Buttigieg is the only openly gay 2020 presidential candidate, and he's faced a lot of harassment on the campaign trail so far. In mid April, while campaigning in Iowa, a protestor yelled “Remember Sodom and Gomorrah," according to Vice News, referencing biblical cities from a story that condemns sodomy.
Even then, the mayor had a measured response, saying at the time, "The good news is the condition of my soul is in the hands of God, but the Iowa caucuses are up to you," to which the crowd cheered, according to Vice.
Buttigieg is outspoken about his sexuality and has previously called out anti-LGBTQ elected officials for their views. During a speech at the LGBTQ Victory Fund National Champagne Brunch in early April, Buttigieg talked about how being gay is not a personal choice and specifically mentioned Vice President Mike Pence, who has made anti-LGBTQ statements. "That’s the thing that I wish the Mike Pences of the world would understand,” Buttigieg said, according to Vox. “That if you have a problem with who I am, your problem is not with me. Your quarrel, sir, is with my creator.” He later said that his marriage brought him "closer to God."
During an appearance on CNN's New Day on April 16, Buttigieg again called out Pence. “The vice president is entitled to his religious beliefs," Buttigieg said, according to The Hill. "My problem is when those religious beliefs are used as an excuse to harm other people."
Buttigieg said that "was a huge issue for us in Indiana when he advanced a discriminatory bill in 2015 under the guise of religious freedom, that said it was lawful to discriminate, provided you invoked religion as your excuse" — a reference to the Religious Freedom Restoration Act, which Pence signed into law and which triggered protests and boycotts.

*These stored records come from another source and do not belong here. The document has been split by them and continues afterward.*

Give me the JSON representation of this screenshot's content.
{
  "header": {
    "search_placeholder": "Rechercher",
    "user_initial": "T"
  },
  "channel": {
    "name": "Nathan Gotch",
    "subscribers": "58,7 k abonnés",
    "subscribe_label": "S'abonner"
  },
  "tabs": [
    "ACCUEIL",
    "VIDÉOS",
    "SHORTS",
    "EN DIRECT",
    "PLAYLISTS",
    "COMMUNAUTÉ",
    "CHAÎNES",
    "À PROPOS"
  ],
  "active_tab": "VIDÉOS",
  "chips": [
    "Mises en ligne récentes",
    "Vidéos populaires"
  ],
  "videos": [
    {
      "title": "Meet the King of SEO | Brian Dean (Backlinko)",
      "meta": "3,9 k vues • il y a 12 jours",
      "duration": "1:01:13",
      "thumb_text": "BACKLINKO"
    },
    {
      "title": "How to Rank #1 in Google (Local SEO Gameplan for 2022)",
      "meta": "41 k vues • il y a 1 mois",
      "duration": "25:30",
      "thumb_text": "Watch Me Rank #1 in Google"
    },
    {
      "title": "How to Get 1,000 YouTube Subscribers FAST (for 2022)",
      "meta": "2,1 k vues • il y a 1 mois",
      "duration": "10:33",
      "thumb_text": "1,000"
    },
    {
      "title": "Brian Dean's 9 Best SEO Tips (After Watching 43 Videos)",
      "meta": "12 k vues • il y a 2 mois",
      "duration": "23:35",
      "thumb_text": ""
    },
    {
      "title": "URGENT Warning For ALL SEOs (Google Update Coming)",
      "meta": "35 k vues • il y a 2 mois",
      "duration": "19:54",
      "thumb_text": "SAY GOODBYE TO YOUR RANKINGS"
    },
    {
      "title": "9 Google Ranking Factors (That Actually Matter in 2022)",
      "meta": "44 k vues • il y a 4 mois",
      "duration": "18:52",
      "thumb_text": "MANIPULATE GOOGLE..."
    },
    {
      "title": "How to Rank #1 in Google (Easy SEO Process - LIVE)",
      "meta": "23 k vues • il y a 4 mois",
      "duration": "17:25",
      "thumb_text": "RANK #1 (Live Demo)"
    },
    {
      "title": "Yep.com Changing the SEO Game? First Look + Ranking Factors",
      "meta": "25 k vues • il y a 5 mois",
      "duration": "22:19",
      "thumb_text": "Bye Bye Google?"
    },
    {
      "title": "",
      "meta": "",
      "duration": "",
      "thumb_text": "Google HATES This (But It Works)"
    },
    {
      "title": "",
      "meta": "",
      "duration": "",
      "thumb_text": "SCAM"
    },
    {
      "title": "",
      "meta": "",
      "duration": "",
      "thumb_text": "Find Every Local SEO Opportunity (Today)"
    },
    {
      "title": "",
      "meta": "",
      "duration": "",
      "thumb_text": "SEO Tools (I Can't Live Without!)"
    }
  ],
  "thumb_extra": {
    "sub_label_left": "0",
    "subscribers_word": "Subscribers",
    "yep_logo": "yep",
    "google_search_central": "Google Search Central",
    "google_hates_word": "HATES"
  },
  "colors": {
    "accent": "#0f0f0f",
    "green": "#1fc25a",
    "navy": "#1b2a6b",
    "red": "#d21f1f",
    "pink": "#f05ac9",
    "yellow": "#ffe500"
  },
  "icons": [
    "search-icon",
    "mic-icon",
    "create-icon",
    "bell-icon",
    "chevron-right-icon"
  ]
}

Former Texas Congressman and 2020 presidential hopeful Beto O'Rourke also tweeted in defense of Buttigieg after his Friday evening speech. He wrote, "Texans don’t stand for this kind of homophobia and hatred. Mayor Pete, we are grateful you came to Texas and hope to see you and Chasten back again soon."
Given Buttigieg's response to the hecklers and his commitment to speaking openly about his sexuality, it doesn't look like he'll be backing down anytime soon.